• TASK PROMPT: Among the entries below, count the lines with "html" in them and state the total without comment.

- Opening Delimiter -

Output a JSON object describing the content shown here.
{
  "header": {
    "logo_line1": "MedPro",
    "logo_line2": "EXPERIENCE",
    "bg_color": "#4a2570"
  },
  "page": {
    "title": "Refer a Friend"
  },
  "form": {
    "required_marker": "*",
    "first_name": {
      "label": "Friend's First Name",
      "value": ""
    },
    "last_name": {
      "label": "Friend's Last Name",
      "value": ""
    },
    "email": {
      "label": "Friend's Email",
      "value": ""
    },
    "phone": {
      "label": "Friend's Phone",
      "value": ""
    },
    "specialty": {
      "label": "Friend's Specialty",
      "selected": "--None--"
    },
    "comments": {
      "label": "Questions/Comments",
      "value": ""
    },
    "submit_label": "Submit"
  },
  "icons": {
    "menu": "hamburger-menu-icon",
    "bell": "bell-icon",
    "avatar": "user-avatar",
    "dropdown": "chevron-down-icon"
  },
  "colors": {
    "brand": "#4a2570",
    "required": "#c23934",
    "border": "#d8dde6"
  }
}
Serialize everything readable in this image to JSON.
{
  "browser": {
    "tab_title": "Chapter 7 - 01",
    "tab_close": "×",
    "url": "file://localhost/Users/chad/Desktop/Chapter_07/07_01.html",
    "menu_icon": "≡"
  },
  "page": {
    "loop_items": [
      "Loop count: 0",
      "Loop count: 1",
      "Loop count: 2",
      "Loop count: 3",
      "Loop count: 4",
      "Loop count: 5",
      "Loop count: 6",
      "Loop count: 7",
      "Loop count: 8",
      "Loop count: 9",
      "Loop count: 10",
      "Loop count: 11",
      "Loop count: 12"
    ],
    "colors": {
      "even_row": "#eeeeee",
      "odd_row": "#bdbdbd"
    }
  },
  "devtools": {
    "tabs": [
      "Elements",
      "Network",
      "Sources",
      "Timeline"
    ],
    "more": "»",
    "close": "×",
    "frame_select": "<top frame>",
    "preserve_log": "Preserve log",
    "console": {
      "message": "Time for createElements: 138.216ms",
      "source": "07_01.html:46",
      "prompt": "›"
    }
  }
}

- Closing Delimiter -

• WRITTEN REPLY: 2